For the word "corner", search the records and show each line in which it occurs.

─── Exercise data ───

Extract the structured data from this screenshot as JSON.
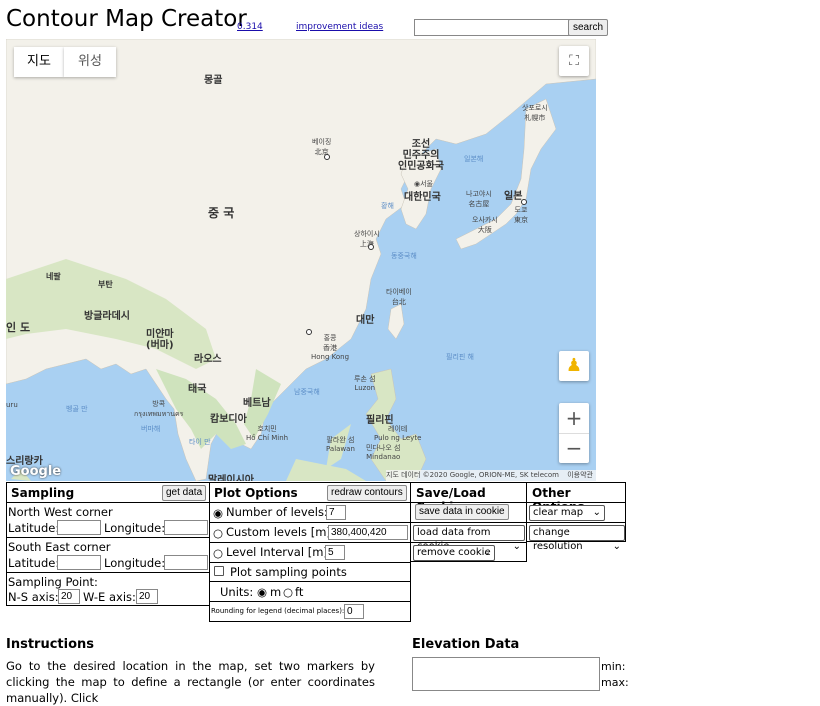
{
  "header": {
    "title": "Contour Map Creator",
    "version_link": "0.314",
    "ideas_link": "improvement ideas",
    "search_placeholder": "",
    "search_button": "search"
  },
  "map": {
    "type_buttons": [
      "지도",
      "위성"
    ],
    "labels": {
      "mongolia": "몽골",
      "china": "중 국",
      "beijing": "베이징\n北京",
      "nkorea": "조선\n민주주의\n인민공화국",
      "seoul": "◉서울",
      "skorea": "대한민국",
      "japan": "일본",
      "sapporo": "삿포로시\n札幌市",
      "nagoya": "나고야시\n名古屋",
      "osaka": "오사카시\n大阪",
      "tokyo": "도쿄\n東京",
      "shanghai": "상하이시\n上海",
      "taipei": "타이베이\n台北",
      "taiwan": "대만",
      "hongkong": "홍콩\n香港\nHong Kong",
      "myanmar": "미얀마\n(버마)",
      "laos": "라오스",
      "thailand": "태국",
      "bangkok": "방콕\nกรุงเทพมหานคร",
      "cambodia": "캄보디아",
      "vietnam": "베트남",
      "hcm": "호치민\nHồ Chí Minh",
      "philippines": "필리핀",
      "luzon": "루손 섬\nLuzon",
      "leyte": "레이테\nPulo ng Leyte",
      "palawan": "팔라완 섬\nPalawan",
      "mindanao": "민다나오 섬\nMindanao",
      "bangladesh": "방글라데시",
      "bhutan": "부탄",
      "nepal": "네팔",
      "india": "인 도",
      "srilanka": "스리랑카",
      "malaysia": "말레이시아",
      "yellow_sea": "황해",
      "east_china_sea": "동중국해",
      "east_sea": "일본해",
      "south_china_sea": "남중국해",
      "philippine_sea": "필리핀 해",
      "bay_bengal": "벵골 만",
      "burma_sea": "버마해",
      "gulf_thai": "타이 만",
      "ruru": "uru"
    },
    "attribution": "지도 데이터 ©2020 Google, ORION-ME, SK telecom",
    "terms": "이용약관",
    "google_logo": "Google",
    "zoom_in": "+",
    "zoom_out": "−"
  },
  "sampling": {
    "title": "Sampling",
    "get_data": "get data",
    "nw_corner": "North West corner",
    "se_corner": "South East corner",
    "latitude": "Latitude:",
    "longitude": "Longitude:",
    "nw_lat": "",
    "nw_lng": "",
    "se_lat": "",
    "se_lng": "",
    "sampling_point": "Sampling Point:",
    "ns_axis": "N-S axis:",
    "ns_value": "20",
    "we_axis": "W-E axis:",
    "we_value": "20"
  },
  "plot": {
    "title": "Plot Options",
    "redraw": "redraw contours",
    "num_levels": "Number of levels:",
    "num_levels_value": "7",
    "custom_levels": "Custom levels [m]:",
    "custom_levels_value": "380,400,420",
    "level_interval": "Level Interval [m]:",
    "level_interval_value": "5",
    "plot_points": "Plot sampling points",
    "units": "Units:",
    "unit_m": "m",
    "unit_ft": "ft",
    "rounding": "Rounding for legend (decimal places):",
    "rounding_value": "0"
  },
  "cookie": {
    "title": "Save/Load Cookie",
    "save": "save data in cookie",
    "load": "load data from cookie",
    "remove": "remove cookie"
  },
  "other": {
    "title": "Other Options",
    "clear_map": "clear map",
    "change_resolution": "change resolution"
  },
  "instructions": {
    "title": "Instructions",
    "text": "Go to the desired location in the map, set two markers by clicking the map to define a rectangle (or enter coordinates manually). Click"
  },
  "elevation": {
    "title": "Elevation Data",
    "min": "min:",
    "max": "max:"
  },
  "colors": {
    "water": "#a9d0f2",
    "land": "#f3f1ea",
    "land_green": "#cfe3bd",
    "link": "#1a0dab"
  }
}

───

Result:
    "nw_corner": "North West corner",
    "se_corner": "South East corner",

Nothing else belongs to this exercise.